- The duration of alcohol use (long-term vs. short-term user)
- The amount of alcohol use (how “heavy” the drinking history is)
- How abruptly alcohol was discontinued
The stages of alcohol withdrawal, which increase in severity, are outlined by Bayard, McIntyre, Hill and Woodside (2004), and consist of the following;
- Minor withdrawal symptoms (“hangover” symptoms)
- Occurs 6-12 hours after cessation of alcohol.
- Alcoholic hallucinosis – visual, auditory and tactile hallucinations
- Occurs 12-24 hours after cessation of alcohol.
- Alcohol withdrawal seizures
- Occurs 24-48 hours after cessation of alcohol.
- Delirium tremens – delirium, psychosis, seizures and coma
- Occurs 48-72 hours after cessation of alcohol.
It’s important to note that someone who uses alcohol does not necessarily progress through these stages from 1 to 4. The longer you drink, the heavier you drink, and the more abruptly you discontinue drinking simply places you at a higher risk of experiencing a higher stage; particularly stages 3 and 4. This therefor places you at a higher risk of a serious withdrawal symptom and even death.

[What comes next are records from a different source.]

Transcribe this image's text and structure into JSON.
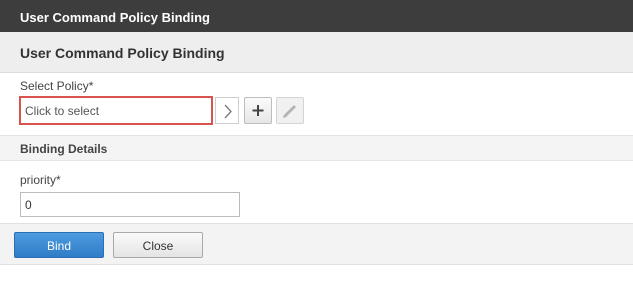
{
  "window": {
    "title": "User Command Policy Binding"
  },
  "section": {
    "title": "User Command Policy Binding"
  },
  "policy": {
    "label": "Select Policy*",
    "placeholder": "Click to select",
    "invalid_border_color": "#d9534f",
    "buttons": [
      {
        "icon": "chevron-right-icon"
      },
      {
        "icon": "plus-icon"
      },
      {
        "icon": "pencil-icon",
        "enabled": false
      }
    ]
  },
  "binding_details": {
    "title": "Binding Details",
    "priority_label": "priority*",
    "priority_value": "0"
  },
  "footer": {
    "bind_label": "Bind",
    "close_label": "Close",
    "primary_color": "#3a86d2"
  }
}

What Causes the Symptoms?
Alcohol has a depressive effect on the central nervous system, meaning that it slows it down. This causes impaired co-ordination, slurred speech and a staggering gait. In higher doses, it even causes coma and death (Saitz, 1998).

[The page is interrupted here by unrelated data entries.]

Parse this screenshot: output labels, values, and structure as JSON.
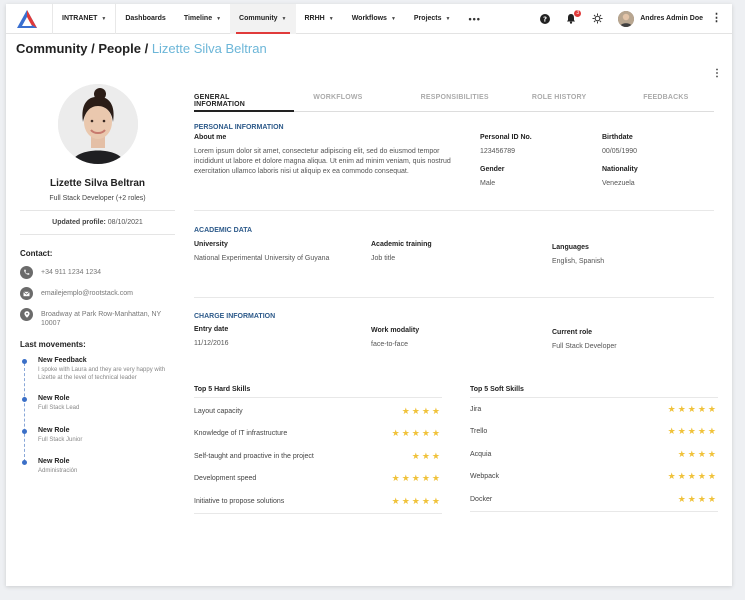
{
  "nav": {
    "items": [
      {
        "label": "INTRANET",
        "caret": true
      },
      {
        "label": "Dashboards",
        "caret": false
      },
      {
        "label": "Timeline",
        "caret": true
      },
      {
        "label": "Community",
        "caret": true
      },
      {
        "label": "RRHH",
        "caret": true
      },
      {
        "label": "Workflows",
        "caret": true
      },
      {
        "label": "Projects",
        "caret": true
      }
    ],
    "more": "•••",
    "notifications_count": "3",
    "user_name": "Andres Admin Doe",
    "accent": "#e03a3a"
  },
  "breadcrumb": {
    "part1": "Community",
    "sep": " / ",
    "part2": "People",
    "sep2": " / ",
    "current": "Lizette Silva Beltran"
  },
  "profile": {
    "name": "Lizette Silva Beltran",
    "role": "Full Stack Developer (+2 roles)",
    "updated_label": "Updated profile:",
    "updated_date": "08/10/2021",
    "contact_title": "Contact:",
    "phone": "+34 911 1234 1234",
    "email": "emailejemplo@rootstack.com",
    "address": "Broadway at Park Row-Manhattan, NY 10007",
    "movements_title": "Last movements:",
    "movements": [
      {
        "title": "New Feedback",
        "desc": "I spoke with Laura and they are very happy with Lizette at the level of technical leader"
      },
      {
        "title": "New Role",
        "desc": "Full Stack Lead"
      },
      {
        "title": "New Role",
        "desc": "Full Stack Junior"
      },
      {
        "title": "New Role",
        "desc": "Administración"
      }
    ]
  },
  "tabs": [
    "GENERAL INFORMATION",
    "WORKFLOWS",
    "RESPONSIBILITIES",
    "ROLE HISTORY",
    "FEEDBACKS"
  ],
  "personal": {
    "title": "PERSONAL INFORMATION",
    "about_label": "About me",
    "about": "Lorem ipsum dolor sit amet, consectetur adipiscing elit, sed do eiusmod tempor incididunt ut labore et dolore magna aliqua. Ut enim ad minim veniam, quis nostrud exercitation ullamco laboris nisi ut aliquip ex ea commodo consequat.",
    "id_label": "Personal ID No.",
    "id": "123456789",
    "birth_label": "Birthdate",
    "birth": "00/05/1990",
    "gender_label": "Gender",
    "gender": "Male",
    "nationality_label": "Nationality",
    "nationality": "Venezuela"
  },
  "academic": {
    "title": "ACADEMIC DATA",
    "university_label": "University",
    "university": "National Experimental University of Guyana",
    "training_label": "Academic training",
    "training": "Job title",
    "languages_label": "Languages",
    "languages": "English, Spanish"
  },
  "charge": {
    "title": "CHARGE INFORMATION",
    "entry_label": "Entry date",
    "entry": "11/12/2016",
    "modality_label": "Work modality",
    "modality": "face-to-face",
    "role_label": "Current role",
    "role": "Full Stack Developer"
  },
  "hard_skills": {
    "title": "Top 5 Hard Skills",
    "items": [
      {
        "name": "Layout capacity",
        "stars": 4
      },
      {
        "name": "Knowledge of IT infrastructure",
        "stars": 5
      },
      {
        "name": "Self-taught and proactive in the project",
        "stars": 3
      },
      {
        "name": "Development speed",
        "stars": 5
      },
      {
        "name": "Initiative to propose solutions",
        "stars": 5
      }
    ]
  },
  "soft_skills": {
    "title": "Top 5 Soft Skills",
    "items": [
      {
        "name": "Jira",
        "stars": 5
      },
      {
        "name": "Trello",
        "stars": 5
      },
      {
        "name": "Acquia",
        "stars": 4
      },
      {
        "name": "Webpack",
        "stars": 5
      },
      {
        "name": "Docker",
        "stars": 4
      }
    ]
  },
  "colors": {
    "star": "#f0c23a",
    "section_title": "#2d5a8a",
    "breadcrumb_current": "#6cb6d8"
  }
}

With long-term alcohol use, the body adjusts to the intake of alcohol and the same amount of alcohol no longer produces the desired effect. This is called tolerance. Thereafter, there is subsequent imbalance in brain chemistry, causing abnormal and excessive firing of neurons in the brain when alcohol is withheld (Saitz, 1998). This abnormal firing of neurons can cause severe aforementioned symptoms such as hallucinations or seizures. Without the depressive effects of alcohol, this “excited” state can be unbearable to withstand.
Signs and Symptoms

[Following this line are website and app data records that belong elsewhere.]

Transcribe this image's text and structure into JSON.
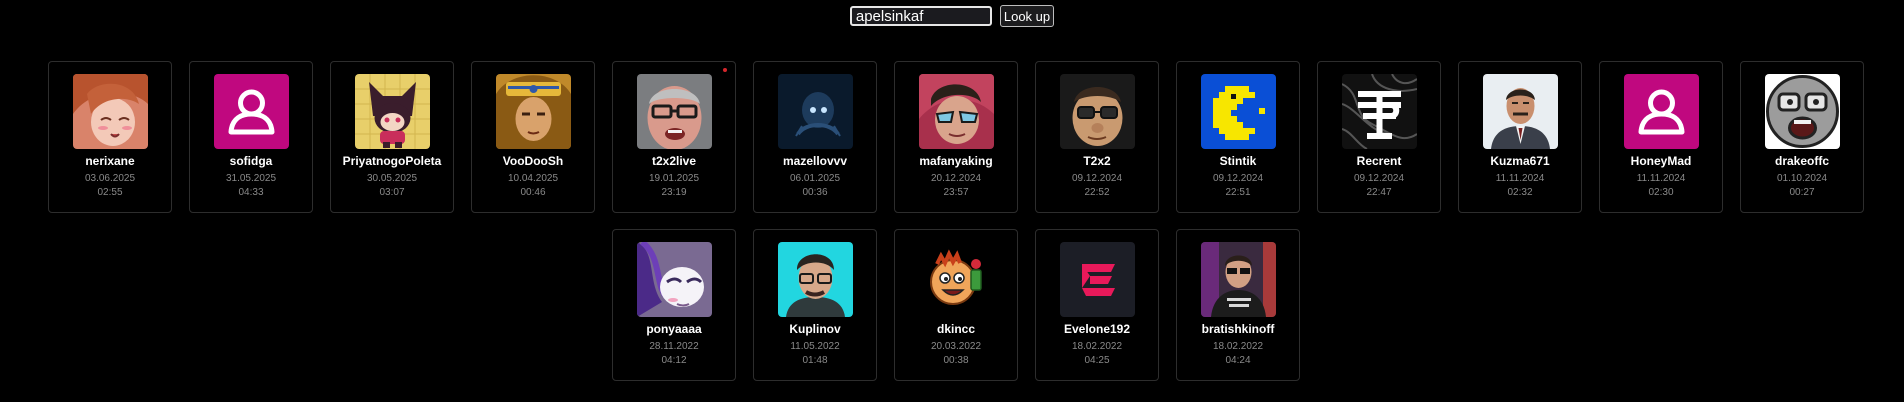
{
  "search": {
    "value": "apelsinkaf",
    "button_label": "Look up"
  },
  "rows": [
    [
      {
        "name": "nerixane",
        "date": "03.06.2025",
        "time": "02:55",
        "icon": "anime-girl-avatar"
      },
      {
        "name": "sofidga",
        "date": "31.05.2025",
        "time": "04:33",
        "icon": "default-user-avatar"
      },
      {
        "name": "PriyatnogoPoleta",
        "date": "30.05.2025",
        "time": "03:07",
        "icon": "cat-hood-character-avatar"
      },
      {
        "name": "VooDooSh",
        "date": "10.04.2025",
        "time": "00:46",
        "icon": "pharaoh-avatar"
      },
      {
        "name": "t2x2live",
        "date": "19.01.2025",
        "time": "23:19",
        "icon": "man-glasses-avatar",
        "live": true
      },
      {
        "name": "mazellovvv",
        "date": "06.01.2025",
        "time": "00:36",
        "icon": "dark-creature-avatar"
      },
      {
        "name": "mafanyaking",
        "date": "20.12.2024",
        "time": "23:57",
        "icon": "person-sunglasses-avatar"
      },
      {
        "name": "T2x2",
        "date": "09.12.2024",
        "time": "22:52",
        "icon": "cartoon-man-avatar"
      },
      {
        "name": "Stintik",
        "date": "09.12.2024",
        "time": "22:51",
        "icon": "pacman-avatar"
      },
      {
        "name": "Recrent",
        "date": "09.12.2024",
        "time": "22:47",
        "icon": "recrent-logo-avatar"
      },
      {
        "name": "Kuzma671",
        "date": "11.11.2024",
        "time": "02:32",
        "icon": "man-suit-avatar"
      },
      {
        "name": "HoneyMad",
        "date": "11.11.2024",
        "time": "02:30",
        "icon": "default-user-avatar"
      },
      {
        "name": "drakeoffc",
        "date": "01.10.2024",
        "time": "00:27",
        "icon": "screaming-face-avatar"
      }
    ],
    [
      {
        "name": "ponyaaaa",
        "date": "28.11.2022",
        "time": "04:12",
        "icon": "pony-avatar"
      },
      {
        "name": "Kuplinov",
        "date": "11.05.2022",
        "time": "01:48",
        "icon": "man-cyan-background-avatar"
      },
      {
        "name": "dkincc",
        "date": "20.03.2022",
        "time": "00:38",
        "icon": "cartoon-orange-face-avatar"
      },
      {
        "name": "Evelone192",
        "date": "18.02.2022",
        "time": "04:25",
        "icon": "evelone-logo-avatar"
      },
      {
        "name": "bratishkinoff",
        "date": "18.02.2022",
        "time": "04:24",
        "icon": "streamer-room-avatar"
      }
    ]
  ],
  "colors": {
    "background": "#000000",
    "card_border": "#2d2d2d",
    "default_avatar": "#c0087f",
    "pacman_bg": "#0a4fd6",
    "pacman_yellow": "#f7e600",
    "evelone_pink": "#e8195a",
    "live_dot": "#d4262b"
  }
}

The symptoms of alcohol withdrawal can range from mild to severe, as we have mentioned previously.
Mild withdrawal symptoms, or a “hangover,” often include (Bayard, McIntyre, Hill and Woodside, 2004):
- Tremors or “the shakes”
With sustained/long-term alcohol use, withdrawal then includes:
- Tachycardia or palpitations
More severe withdrawal symptoms can be downright terrifying, and these include stages 2, 3 and 4; hallucinations, seizures and delirium tremens (or “DTs”) respectively.
Delirium tremens is a potentially fatal complication of alcohol withdrawal. It occurs within 48 to 72 hours after the last drink. It is a rapid onset of confusion, altered consciousness, vivid hallucinations and possibly withdrawal seizures. DTs can occur in up to 10% of alcoholics that go through the withdrawal process. Delirium tremens has a mortality rate of nearly 35% when not treated, making alcohol one of the most dangerous substances to detoxify from. It is absolutely essential that delirium tremens is managed in an inpatient, hospital setting (Trevisan, Boutros, Petrakis & Krystal, 1998).